3145879 August 1964 Williams
3293773 December 1966 Frazer et al.
3734098 May 1973 Schneller et al.
3746001 July 1973 Ralston, Jr.
3905368 September 1975 Lewis, Jr. et al.
3945382 March 23, 1976 Ogle
4046276 September 6, 1977 Winchell et al.
4053648 October 11, 1977 Schmid et al.
4235344 November 25, 1980 Kulle et al.
4301799 November 24, 1981 Pope, Jr. et al.
4351443 September 28, 1982 Uhlig
4375864 March 8, 1983 Savage
4497351 February 5, 1985 Garcia
4934545 June 19, 1990 Pezzoli et al.
4981464 January 1, 1991 Suzuki
4997429 March 5, 1991 Dickerhoff et al.
5036992 August 6, 1991 Mouchawar et al.
5165578 November 24, 1992 Laible
5188628 February 23, 1993 Rani et al.
Patent History
Patent number: 5782383
Type: Grant
Filed: Sep 4, 1996
Date of Patent: Jul 21, 1998
Assignee: Rexan Closures Inc. (Evansville, IN)
Inventor: Clayton L. Robinson (Newburgh, IN)
Primary Examiner: Andres Kashnikow
Assistant Examiner: Keats Quinalty

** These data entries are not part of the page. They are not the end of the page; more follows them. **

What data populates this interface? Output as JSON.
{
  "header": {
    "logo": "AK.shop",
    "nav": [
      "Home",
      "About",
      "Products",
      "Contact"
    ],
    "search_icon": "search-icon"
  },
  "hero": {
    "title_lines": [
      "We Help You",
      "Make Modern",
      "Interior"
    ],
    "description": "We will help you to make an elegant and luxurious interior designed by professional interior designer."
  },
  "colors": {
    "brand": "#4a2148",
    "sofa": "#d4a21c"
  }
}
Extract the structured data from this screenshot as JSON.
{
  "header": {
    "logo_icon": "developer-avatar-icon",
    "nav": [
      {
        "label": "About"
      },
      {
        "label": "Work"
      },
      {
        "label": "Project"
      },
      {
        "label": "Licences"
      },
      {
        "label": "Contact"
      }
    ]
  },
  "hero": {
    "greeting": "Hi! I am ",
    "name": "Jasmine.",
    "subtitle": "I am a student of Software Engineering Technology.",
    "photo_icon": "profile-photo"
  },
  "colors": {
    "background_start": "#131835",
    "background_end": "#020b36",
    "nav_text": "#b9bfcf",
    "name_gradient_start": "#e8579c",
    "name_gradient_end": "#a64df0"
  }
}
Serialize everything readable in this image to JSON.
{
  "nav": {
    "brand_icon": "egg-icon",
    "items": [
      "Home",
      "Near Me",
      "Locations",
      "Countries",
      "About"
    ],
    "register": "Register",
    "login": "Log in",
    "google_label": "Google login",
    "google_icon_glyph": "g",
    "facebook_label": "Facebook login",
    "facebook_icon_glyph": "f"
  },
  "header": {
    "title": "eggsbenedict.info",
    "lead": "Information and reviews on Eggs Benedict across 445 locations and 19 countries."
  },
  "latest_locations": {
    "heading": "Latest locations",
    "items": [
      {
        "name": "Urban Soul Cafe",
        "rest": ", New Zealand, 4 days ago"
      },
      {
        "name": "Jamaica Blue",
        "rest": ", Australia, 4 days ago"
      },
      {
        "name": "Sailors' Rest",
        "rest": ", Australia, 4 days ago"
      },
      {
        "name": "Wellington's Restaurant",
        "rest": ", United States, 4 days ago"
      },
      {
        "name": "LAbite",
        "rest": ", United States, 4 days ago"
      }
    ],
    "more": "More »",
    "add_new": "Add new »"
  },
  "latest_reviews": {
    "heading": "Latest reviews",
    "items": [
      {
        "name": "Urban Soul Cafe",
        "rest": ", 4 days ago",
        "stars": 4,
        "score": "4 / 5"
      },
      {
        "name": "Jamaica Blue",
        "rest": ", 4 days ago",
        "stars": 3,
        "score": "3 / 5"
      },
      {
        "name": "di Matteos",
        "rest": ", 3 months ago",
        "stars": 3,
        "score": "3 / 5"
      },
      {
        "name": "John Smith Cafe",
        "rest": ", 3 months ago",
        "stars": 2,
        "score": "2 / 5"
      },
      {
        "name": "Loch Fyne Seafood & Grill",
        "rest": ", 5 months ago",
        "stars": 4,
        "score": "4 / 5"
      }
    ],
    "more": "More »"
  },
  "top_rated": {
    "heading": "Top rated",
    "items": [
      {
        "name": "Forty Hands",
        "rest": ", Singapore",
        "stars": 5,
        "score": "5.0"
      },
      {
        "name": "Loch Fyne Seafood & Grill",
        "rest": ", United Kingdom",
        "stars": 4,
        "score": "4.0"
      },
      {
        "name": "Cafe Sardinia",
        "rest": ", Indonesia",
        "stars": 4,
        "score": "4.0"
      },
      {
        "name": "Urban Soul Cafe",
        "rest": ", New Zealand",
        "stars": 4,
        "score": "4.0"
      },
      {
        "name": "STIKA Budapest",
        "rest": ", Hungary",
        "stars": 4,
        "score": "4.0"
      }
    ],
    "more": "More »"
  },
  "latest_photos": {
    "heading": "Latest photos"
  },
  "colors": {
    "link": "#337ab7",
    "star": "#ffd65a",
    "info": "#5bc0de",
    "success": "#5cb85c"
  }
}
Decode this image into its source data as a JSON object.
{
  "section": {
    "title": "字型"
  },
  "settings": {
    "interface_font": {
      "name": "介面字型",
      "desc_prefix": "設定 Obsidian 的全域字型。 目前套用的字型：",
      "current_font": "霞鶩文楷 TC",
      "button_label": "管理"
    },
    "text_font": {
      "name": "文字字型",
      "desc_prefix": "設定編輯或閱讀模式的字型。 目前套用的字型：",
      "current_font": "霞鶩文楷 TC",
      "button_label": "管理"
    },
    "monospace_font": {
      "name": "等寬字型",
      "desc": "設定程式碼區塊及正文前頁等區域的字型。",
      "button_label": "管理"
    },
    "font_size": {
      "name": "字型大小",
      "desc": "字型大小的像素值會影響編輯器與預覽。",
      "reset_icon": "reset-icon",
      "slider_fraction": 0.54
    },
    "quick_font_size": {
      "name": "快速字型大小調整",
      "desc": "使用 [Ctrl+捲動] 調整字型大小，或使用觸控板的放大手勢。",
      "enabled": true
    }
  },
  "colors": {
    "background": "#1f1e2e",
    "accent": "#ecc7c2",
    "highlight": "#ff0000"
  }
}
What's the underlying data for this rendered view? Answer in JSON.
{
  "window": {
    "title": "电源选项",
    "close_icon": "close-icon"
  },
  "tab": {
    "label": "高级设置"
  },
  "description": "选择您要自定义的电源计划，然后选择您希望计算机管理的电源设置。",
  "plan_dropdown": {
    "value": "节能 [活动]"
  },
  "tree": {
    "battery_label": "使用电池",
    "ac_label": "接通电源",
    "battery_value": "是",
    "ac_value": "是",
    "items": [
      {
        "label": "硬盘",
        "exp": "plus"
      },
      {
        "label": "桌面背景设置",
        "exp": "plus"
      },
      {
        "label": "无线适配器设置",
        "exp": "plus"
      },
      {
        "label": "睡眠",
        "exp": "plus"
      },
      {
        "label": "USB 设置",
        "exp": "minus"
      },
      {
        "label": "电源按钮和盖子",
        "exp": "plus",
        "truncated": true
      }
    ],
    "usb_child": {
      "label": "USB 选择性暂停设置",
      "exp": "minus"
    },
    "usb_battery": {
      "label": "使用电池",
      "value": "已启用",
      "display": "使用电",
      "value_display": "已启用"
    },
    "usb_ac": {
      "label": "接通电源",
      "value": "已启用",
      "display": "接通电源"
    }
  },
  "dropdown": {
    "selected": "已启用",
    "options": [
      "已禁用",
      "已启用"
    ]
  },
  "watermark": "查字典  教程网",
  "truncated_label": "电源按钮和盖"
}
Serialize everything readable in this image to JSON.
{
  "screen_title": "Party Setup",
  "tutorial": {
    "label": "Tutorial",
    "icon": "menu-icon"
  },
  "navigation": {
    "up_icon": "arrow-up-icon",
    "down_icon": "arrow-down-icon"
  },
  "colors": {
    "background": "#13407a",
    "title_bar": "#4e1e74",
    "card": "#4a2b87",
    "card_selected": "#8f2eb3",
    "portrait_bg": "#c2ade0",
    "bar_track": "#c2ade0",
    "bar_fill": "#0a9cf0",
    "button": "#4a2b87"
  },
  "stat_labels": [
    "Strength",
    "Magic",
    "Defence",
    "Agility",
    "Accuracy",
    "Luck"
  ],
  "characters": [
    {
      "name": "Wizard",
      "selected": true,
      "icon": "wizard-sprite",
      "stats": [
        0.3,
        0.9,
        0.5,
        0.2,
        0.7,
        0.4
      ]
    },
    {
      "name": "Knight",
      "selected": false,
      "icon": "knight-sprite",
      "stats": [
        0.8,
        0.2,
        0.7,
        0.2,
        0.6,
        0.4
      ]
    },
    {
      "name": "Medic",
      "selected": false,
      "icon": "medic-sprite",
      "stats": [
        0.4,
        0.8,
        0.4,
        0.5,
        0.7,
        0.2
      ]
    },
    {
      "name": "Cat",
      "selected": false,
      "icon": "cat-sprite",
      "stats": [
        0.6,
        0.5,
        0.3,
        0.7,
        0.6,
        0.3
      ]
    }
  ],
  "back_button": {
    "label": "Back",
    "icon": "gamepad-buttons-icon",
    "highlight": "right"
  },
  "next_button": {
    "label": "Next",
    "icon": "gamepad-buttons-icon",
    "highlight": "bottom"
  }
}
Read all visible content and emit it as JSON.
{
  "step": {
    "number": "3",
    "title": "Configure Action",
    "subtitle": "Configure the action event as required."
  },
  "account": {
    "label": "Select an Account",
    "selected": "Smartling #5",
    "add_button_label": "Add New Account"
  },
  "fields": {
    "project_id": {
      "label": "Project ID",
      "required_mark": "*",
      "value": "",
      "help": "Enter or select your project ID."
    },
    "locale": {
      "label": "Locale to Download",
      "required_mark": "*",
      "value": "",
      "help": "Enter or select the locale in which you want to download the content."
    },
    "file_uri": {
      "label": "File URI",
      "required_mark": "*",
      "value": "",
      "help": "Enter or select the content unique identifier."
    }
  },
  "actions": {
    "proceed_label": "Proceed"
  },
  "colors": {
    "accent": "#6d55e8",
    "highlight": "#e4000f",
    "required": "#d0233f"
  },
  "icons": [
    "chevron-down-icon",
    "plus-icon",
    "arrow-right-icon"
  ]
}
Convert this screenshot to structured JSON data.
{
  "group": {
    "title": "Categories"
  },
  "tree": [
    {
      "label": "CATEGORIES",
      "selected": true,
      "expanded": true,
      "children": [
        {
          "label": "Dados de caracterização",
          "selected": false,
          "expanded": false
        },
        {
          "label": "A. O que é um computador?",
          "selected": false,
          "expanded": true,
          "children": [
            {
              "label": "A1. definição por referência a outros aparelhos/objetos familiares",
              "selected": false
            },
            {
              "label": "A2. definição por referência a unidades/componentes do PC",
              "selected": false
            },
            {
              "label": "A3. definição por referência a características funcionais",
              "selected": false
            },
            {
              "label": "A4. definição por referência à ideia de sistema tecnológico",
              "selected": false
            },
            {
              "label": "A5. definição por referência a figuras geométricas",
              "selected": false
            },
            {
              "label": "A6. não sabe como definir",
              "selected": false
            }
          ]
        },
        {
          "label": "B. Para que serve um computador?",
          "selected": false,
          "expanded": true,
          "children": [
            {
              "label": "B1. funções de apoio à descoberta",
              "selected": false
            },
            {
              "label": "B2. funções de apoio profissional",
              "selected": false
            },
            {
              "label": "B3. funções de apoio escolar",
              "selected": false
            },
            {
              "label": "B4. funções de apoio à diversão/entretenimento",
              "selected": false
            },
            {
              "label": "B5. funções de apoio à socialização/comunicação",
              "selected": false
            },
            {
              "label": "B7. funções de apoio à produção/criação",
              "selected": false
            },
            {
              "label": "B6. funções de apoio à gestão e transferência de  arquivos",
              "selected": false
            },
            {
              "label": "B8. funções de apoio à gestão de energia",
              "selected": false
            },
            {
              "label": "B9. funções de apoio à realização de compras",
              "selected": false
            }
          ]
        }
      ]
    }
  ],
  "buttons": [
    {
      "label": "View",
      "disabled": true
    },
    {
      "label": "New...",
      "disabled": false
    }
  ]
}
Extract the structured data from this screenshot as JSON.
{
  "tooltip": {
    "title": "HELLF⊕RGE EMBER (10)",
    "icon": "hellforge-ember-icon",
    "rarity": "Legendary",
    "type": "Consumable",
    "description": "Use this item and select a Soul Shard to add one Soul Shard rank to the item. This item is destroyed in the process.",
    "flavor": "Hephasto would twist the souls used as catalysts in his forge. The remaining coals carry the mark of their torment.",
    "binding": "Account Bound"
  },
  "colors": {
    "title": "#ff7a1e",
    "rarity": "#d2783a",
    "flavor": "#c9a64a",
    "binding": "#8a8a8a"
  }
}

Law Firm: Gifford, Krass, Groh, Sprinkle, Patmore, et al.
Application Number: 8/706,253